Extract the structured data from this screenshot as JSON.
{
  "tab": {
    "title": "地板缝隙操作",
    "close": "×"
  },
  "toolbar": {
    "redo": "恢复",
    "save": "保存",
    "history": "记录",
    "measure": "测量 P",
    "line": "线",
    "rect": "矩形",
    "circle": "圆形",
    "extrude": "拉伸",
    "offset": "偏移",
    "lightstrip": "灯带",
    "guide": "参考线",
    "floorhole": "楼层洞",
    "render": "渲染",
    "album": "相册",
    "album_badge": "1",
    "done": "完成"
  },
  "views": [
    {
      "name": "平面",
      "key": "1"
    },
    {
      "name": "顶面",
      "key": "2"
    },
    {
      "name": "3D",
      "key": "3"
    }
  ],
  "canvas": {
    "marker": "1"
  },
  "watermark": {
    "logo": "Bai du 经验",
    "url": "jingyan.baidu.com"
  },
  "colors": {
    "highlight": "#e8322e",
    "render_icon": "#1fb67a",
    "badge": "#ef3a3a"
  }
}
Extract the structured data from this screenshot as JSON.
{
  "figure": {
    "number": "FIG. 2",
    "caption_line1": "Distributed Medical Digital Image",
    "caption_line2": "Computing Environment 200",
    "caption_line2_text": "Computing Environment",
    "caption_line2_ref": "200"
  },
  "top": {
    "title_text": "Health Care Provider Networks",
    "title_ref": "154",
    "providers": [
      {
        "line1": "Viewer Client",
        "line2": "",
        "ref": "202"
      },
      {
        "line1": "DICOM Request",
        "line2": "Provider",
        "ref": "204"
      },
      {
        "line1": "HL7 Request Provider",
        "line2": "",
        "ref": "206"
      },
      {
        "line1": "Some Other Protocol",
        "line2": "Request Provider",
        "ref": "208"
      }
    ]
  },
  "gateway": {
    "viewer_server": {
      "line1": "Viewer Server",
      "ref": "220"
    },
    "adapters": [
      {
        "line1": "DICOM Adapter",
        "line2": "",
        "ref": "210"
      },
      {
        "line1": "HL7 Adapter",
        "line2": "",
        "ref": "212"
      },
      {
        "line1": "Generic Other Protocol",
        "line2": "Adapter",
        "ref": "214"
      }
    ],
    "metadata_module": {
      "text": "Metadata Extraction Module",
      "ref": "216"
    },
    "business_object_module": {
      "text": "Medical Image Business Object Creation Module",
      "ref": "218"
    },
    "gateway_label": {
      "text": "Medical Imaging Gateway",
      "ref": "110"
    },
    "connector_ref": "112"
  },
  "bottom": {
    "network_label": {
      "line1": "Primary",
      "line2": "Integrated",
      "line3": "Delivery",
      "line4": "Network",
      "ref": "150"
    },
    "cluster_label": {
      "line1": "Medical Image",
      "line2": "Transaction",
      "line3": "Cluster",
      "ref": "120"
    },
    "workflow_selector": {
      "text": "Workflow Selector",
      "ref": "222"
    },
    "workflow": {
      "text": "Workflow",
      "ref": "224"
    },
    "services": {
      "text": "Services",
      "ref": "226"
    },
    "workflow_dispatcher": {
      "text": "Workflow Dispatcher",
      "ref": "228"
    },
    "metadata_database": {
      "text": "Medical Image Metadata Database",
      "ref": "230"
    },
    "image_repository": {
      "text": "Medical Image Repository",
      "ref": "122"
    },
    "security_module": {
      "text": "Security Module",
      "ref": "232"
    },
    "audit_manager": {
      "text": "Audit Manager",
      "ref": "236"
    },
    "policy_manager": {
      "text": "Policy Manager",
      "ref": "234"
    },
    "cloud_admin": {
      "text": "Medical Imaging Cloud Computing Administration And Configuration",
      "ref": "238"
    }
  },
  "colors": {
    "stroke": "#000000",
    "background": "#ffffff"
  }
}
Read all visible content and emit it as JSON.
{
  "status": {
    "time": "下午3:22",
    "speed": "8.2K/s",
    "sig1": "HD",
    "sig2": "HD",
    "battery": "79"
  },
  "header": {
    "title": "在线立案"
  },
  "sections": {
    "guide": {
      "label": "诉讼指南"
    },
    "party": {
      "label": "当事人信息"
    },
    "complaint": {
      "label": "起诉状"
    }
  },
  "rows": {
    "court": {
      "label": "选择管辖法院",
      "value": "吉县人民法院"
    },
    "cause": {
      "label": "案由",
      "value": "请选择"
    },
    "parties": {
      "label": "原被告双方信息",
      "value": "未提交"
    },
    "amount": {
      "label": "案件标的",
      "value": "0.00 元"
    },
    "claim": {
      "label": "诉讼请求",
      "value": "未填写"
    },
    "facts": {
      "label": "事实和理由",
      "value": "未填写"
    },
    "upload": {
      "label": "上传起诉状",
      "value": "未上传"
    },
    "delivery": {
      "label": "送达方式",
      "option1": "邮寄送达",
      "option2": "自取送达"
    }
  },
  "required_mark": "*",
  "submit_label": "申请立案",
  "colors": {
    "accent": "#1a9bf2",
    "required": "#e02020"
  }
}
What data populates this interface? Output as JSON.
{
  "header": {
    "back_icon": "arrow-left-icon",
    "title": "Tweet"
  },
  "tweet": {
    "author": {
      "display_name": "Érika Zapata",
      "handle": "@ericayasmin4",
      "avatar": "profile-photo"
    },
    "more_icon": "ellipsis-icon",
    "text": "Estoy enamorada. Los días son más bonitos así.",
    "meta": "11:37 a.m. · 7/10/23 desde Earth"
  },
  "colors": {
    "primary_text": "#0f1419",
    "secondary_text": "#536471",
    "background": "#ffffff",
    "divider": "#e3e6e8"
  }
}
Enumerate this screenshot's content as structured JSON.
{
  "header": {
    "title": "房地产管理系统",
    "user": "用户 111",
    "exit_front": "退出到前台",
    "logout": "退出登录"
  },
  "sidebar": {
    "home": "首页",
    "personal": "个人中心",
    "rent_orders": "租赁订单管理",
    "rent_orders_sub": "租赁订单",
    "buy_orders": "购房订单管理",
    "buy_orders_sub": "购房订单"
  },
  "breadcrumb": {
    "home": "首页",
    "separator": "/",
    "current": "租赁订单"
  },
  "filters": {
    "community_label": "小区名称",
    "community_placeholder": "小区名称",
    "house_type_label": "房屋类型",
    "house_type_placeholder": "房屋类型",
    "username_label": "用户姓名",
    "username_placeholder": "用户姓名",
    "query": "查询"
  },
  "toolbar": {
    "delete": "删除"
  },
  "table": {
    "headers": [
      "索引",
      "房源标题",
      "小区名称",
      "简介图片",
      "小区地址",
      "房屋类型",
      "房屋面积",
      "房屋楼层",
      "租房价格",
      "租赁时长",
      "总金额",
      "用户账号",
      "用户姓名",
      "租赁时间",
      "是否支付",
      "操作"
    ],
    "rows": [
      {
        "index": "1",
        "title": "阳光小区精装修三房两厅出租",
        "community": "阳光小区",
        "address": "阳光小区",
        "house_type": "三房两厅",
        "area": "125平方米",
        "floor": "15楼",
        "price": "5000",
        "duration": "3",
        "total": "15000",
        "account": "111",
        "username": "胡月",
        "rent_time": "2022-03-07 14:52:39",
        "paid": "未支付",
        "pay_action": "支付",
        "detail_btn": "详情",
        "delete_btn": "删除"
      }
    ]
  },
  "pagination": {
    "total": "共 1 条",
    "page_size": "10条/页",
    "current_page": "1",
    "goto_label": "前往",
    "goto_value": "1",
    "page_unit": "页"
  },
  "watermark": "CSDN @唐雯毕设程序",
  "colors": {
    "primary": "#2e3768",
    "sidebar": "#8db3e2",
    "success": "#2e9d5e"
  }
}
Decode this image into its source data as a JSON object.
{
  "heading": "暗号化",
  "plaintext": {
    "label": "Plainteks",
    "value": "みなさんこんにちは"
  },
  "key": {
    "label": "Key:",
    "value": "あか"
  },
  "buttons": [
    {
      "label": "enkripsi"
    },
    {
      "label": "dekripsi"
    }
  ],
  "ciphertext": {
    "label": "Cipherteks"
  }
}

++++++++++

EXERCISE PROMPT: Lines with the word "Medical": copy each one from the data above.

ANSWER SECTION:
    "caption_line1": "Distributed Medical Digital Image",
      "text": "Medical Image Business Object Creation Module",
      "text": "Medical Imaging Gateway",
      "line1": "Medical Image",
      "text": "Medical Image Metadata Database",
      "text": "Medical Image Repository",
      "text": "Medical Imaging Cloud Computing Administration And Configuration",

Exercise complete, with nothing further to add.